“So you,” I continue, “Came up with an innovative solution. The Paramonetary Theater Management Group. You would pay private organizations to fight and protect civilians in target areas. If they were successful and highly-rated in civilian satisfaction surveys, then they would get a huge payout. But every civilian casualty – whether a victim of terrorism or collateral damage – would incur significant penalties for the company. The death of soldiers, subcontracted to these organizations but also paid a bonus for success, would result in significant penalties. You brought profit to war in order to combat crippling costs, and the results were fantastic. They weren’t immediate of course. But the private groups massively accelerated the pace of innovation. Chorus Series Hybrids were rolled out to reduce the logistical costs of fuel convoys without incurring the strategic risks of rare-earth systems. Remotely controlled robots were engaged for neighborhood pacification in particularly dangerous areas. But they were also used for outreach. In addition to carrying arms, the robots could knock on doors and connect the civilians inside to trained outreach coordinators who didn’t have to be in the war zone to do their jobs. We developed risk-calculating projectile defenses that only fired if the financial risks mandated it. We developed harmless cold viruses that turned deadly if they infected a high-value target. We developed universal battery systems and battlefield data-processing systems that enhanced every soldier’s understanding of the battlespace. And we did it all quickly and cheaply. And it was done on our own dime to get results that we could quantify.
“So, I have to ask,” I conclude, “Why is it unpopular?”
“People don’t like paying for war,” said the General, “It rubs everyone the wrong way. The civilian leadership knows the program has been successful. So they want to take the technology and dispose of the program.”
“And stop development?” I ask.
“Not stop it,” responds the General, “Just return it to the old price-structure and timelines of the past.”
“Why?” I ask, “There is so much more we can do. Why kill this?”
“You know why,” says the General, “They object to paying for war.”
“Even if they pay less?”
“Even if they pay less. And you know what Bob, they reject the whole premise we’re working from. They reject the idea that we put a dollar value on a civilian’s life.”

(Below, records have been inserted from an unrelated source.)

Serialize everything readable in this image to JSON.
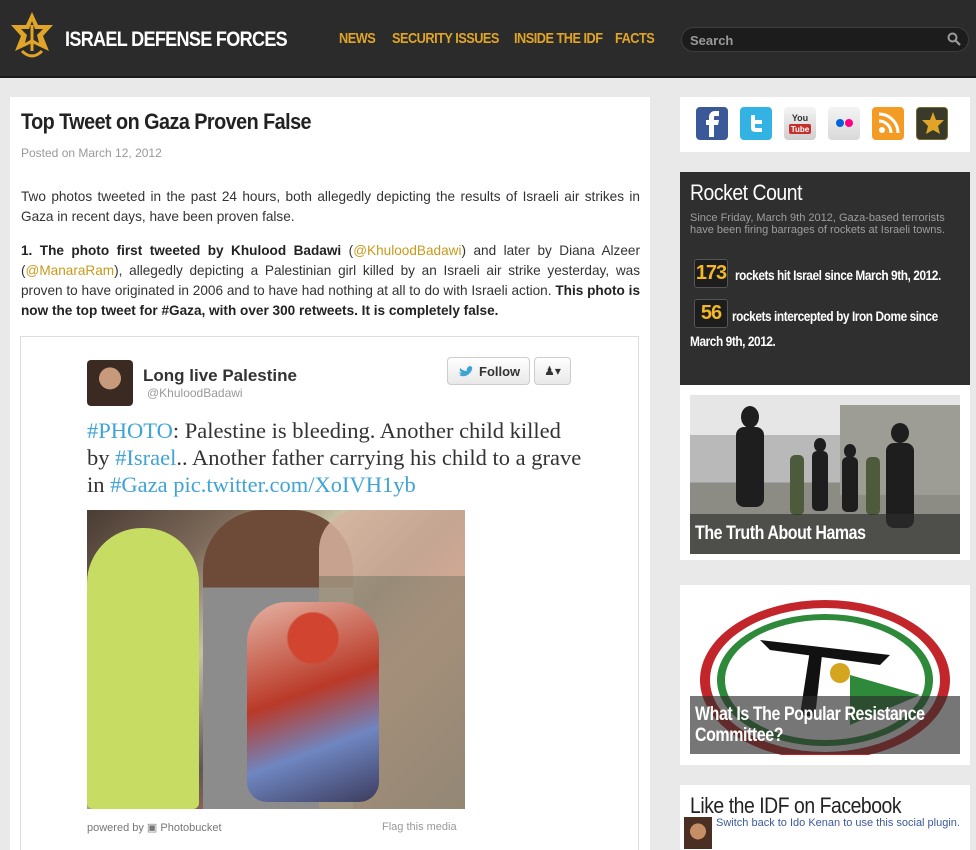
{
  "header": {
    "site_title": "ISRAEL DEFENSE FORCES",
    "nav": [
      "NEWS",
      "SECURITY ISSUES",
      "INSIDE THE IDF",
      "FACTS"
    ],
    "search_placeholder": "Search"
  },
  "article": {
    "title": "Top Tweet on Gaza Proven False",
    "posted_on": "Posted on March 12, 2012",
    "paragraph1": "Two photos tweeted in the past 24 hours, both allegedly depicting the results of Israeli air strikes in Gaza in recent days, have been proven false.",
    "p2_bold1": "1. The photo first tweeted by Khulood Badawi",
    "p2_open": " (",
    "p2_link1": "@KhuloodBadawi",
    "p2_mid1": ") and later by Diana Alzeer (",
    "p2_link2": "@ManaraRam",
    "p2_mid2": "), allegedly depicting a Palestinian girl killed by an Israeli air strike yesterday, was proven to have originated in 2006 and to have had nothing at all to do with Israeli action. ",
    "p2_bold2": "This photo is now the top tweet for #Gaza, with over 300 retweets. It is completely false."
  },
  "tweet": {
    "name": "Long live Palestine",
    "handle": "@KhuloodBadawi",
    "follow_label": "Follow",
    "user_menu_label": "▾",
    "text_tag1": "#PHOTO",
    "text_1": ": Palestine is bleeding. Another child killed by ",
    "text_tag2": "#Israel",
    "text_2": ".. Another father carrying his child to a grave in ",
    "text_tag3": "#Gaza",
    "text_3": " ",
    "text_link": "pic.twitter.com/XoIVH1yb",
    "powered_by": "powered by ▣ Photobucket",
    "flag": "Flag this media"
  },
  "sidebar": {
    "social_icons": [
      "facebook-icon",
      "twitter-icon",
      "youtube-icon",
      "flickr-icon",
      "rss-icon",
      "idf-icon"
    ],
    "rocket": {
      "title": "Rocket Count",
      "subtitle": "Since Friday, March 9th 2012, Gaza-based terrorists have been firing barrages of rockets at Israeli towns.",
      "count1": "173",
      "text1": "rockets hit Israel since March 9th, 2012.",
      "count2": "56",
      "text2a": "rockets intercepted by Iron Dome since",
      "text2b": "March 9th, 2012."
    },
    "promo1": "The Truth About Hamas",
    "promo2_line1": "What Is The Popular Resistance",
    "promo2_line2": "Committee?",
    "facebook_title": "Like the IDF on Facebook",
    "facebook_text": "Switch back to Ido Kenan to use this social plugin."
  },
  "colors": {
    "accent": "#e0a526",
    "link": "#c9991c",
    "tweet_hashtag": "#3fa3d6"
  }
}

“Jim,” I answer, “You know that’s the best part of the program. Civilians know we value their lives. The enemy knows it must kill civilians to stop us. This is exactly the same as it was before. Except it isn’t. Why not? Because now, it is totally and undeniably, in the open. Civilians know we care. They know we want to win and then stay. And they know the enemy wants to kill them. Sure, the policy has brought a few protests, but mainly it has brought us widespread civilian support. We look like cynics, but our enemies look like murderers.”
“You can argue, Bob,” says the General, “But they are still going to kill it. The fact is, the optics are bad and the politicians think a wide-open, money-no-object, approach will overwhelm the enemy while making our allies a whole lot more comfortable.”
“Is it a done deal?” I ask.
“No,” said the General, “Nothing’s done until it is signed by the President. But it is as close as you can otherwise get. The good news is that there are at least some parts they want to keep.”
“Like the intelligence market. Apparently the flood of freelancers seeking high prices for their knowledge has really undermined enemy cells. They know intelligence is getting out, but they don’t know who’s selling. And the rating system has done a remarkable job of weeding out false flags.”
“Okay,” I said, “We can expand our intelligence ops. If we have the authority to ‘work’ locals.”
“No can do,” says the General, “You guys are going to be totally cut out. They don’t like you.”
“No way out?” I ask.
“No way out,” confirms the General.
He’s telling the truth. He always does.
As we finish our drinks, I plot my next step. We’ll ramp down our operations. And then we’ll wait.
The fact is, they need us.
Given some time, they’ll realize that’s still true.